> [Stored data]
..........

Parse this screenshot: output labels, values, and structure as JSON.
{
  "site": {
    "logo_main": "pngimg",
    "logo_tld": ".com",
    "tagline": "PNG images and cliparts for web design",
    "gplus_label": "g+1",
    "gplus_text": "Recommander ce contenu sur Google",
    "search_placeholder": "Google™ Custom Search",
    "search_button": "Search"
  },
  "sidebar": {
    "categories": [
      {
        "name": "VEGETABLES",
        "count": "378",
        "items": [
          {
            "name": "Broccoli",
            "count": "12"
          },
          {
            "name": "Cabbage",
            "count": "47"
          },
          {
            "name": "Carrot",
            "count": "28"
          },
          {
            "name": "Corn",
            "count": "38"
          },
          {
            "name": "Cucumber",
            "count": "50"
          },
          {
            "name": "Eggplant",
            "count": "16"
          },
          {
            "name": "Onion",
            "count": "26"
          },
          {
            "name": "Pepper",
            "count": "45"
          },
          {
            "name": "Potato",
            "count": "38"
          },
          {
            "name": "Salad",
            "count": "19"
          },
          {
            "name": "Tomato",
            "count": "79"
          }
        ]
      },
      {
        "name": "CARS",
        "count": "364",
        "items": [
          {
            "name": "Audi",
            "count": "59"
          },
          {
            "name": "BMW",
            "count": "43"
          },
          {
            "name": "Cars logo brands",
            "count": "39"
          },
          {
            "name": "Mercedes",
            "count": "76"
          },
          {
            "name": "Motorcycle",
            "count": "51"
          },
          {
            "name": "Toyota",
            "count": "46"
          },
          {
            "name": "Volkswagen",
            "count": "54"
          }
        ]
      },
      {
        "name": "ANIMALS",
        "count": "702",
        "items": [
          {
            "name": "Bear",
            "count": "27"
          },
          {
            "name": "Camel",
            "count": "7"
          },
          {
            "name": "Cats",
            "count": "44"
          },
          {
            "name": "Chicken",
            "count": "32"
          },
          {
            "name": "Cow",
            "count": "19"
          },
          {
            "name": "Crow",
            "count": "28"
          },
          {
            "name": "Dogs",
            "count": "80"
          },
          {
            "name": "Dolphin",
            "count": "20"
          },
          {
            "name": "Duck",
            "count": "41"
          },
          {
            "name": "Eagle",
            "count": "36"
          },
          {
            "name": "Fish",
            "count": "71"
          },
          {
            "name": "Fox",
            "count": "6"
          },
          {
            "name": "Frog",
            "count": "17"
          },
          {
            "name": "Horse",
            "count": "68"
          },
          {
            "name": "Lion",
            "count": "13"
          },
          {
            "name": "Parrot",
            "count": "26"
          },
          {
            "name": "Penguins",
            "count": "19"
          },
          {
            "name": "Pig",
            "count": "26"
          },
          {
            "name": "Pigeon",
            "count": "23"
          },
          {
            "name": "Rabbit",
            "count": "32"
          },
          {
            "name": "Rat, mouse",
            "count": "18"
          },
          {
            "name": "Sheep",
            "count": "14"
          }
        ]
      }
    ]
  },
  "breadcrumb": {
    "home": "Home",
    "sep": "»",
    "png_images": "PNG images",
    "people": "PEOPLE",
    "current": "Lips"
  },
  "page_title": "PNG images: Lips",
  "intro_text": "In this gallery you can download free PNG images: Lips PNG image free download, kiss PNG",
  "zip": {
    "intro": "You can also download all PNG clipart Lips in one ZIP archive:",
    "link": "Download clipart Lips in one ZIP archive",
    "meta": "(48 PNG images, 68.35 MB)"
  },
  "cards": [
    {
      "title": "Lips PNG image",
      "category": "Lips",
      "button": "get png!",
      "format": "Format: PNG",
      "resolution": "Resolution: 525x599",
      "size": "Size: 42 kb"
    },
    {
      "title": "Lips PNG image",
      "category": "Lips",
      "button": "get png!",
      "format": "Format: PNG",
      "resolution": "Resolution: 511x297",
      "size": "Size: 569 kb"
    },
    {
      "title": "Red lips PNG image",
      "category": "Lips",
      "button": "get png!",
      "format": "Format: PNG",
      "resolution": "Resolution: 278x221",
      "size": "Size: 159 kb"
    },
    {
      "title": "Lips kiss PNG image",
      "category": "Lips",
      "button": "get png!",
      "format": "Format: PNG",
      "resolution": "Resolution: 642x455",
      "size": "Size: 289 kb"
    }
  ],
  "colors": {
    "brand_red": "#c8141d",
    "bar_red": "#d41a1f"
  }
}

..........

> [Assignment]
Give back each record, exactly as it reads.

> [Reply]
Parse this screenshot: output labels, values, and structure as JSON.
{
  "site": {
    "logo_main": "pngimg",
    "logo_tld": ".com",
    "tagline": "PNG images and cliparts for web design",
    "gplus_label": "g+1",
    "gplus_text": "Recommander ce contenu sur Google",
    "search_placeholder": "Google™ Custom Search",
    "search_button": "Search"
  },
  "sidebar": {
    "categories": [
      {
        "name": "VEGETABLES",
        "count": "378",
        "items": [
          {
            "name": "Broccoli",
            "count": "12"
          },
          {
            "name": "Cabbage",
            "count": "47"
          },
          {
            "name": "Carrot",
            "count": "28"
          },
          {
            "name": "Corn",
            "count": "38"
          },
          {
            "name": "Cucumber",
            "count": "50"
          },
          {
            "name": "Eggplant",
            "count": "16"
          },
          {
            "name": "Onion",
            "count": "26"
          },
          {
            "name": "Pepper",
            "count": "45"
          },
          {
            "name": "Potato",
            "count": "38"
          },
          {
            "name": "Salad",
            "count": "19"
          },
          {
            "name": "Tomato",
            "count": "79"
          }
        ]
      },
      {
        "name": "CARS",
        "count": "364",
        "items": [
          {
            "name": "Audi",
            "count": "59"
          },
          {
            "name": "BMW",
            "count": "43"
          },
          {
            "name": "Cars logo brands",
            "count": "39"
          },
          {
            "name": "Mercedes",
            "count": "76"
          },
          {
            "name": "Motorcycle",
            "count": "51"
          },
          {
            "name": "Toyota",
            "count": "46"
          },
          {
            "name": "Volkswagen",
            "count": "54"
          }
        ]
      },
      {
        "name": "ANIMALS",
        "count": "702",
        "items": [
          {
            "name": "Bear",
            "count": "27"
          },
          {
            "name": "Camel",
            "count": "7"
          },
          {
            "name": "Cats",
            "count": "44"
          },
          {
            "name": "Chicken",
            "count": "32"
          },
          {
            "name": "Cow",
            "count": "19"
          },
          {
            "name": "Crow",
            "count": "28"
          },
          {
            "name": "Dogs",
            "count": "80"
          },
          {
            "name": "Dolphin",
            "count": "20"
          },
          {
            "name": "Duck",
            "count": "41"
          },
          {
            "name": "Eagle",
            "count": "36"
          },
          {
            "name": "Fish",
            "count": "71"
          },
          {
            "name": "Fox",
            "count": "6"
          },
          {
            "name": "Frog",
            "count": "17"
          },
          {
            "name": "Horse",
            "count": "68"
          },
          {
            "name": "Lion",
            "count": "13"
          },
          {
            "name": "Parrot",
            "count": "26"
          },
          {
            "name": "Penguins",
            "count": "19"
          },
          {
            "name": "Pig",
            "count": "26"
          },
          {
            "name": "Pigeon",
            "count": "23"
          },
          {
            "name": "Rabbit",
            "count": "32"
          },
          {
            "name": "Rat, mouse",
            "count": "18"
          },
          {
            "name": "Sheep",
            "count": "14"
          }
        ]
      }
    ]
  },
  "breadcrumb": {
    "home": "Home",
    "sep": "»",
    "png_images": "PNG images",
    "people": "PEOPLE",
    "current": "Lips"
  },
  "page_title": "PNG images: Lips",
  "intro_text": "In this gallery you can download free PNG images: Lips PNG image free download, kiss PNG",
  "zip": {
    "intro": "You can also download all PNG clipart Lips in one ZIP archive:",
    "link": "Download clipart Lips in one ZIP archive",
    "meta": "(48 PNG images, 68.35 MB)"
  },
  "cards": [
    {
      "title": "Lips PNG image",
      "category": "Lips",
      "button": "get png!",
      "format": "Format: PNG",
      "resolution": "Resolution: 525x599",
      "size": "Size: 42 kb"
    },
    {
      "title": "Lips PNG image",
      "category": "Lips",
      "button": "get png!",
      "format": "Format: PNG",
      "resolution": "Resolution: 511x297",
      "size": "Size: 569 kb"
    },
    {
      "title": "Red lips PNG image",
      "category": "Lips",
      "button": "get png!",
      "format": "Format: PNG",
      "resolution": "Resolution: 278x221",
      "size": "Size: 159 kb"
    },
    {
      "title": "Lips kiss PNG image",
      "category": "Lips",
      "button": "get png!",
      "format": "Format: PNG",
      "resolution": "Resolution: 642x455",
      "size": "Size: 289 kb"
    }
  ],
  "colors": {
    "brand_red": "#c8141d",
    "bar_red": "#d41a1f"
  }
}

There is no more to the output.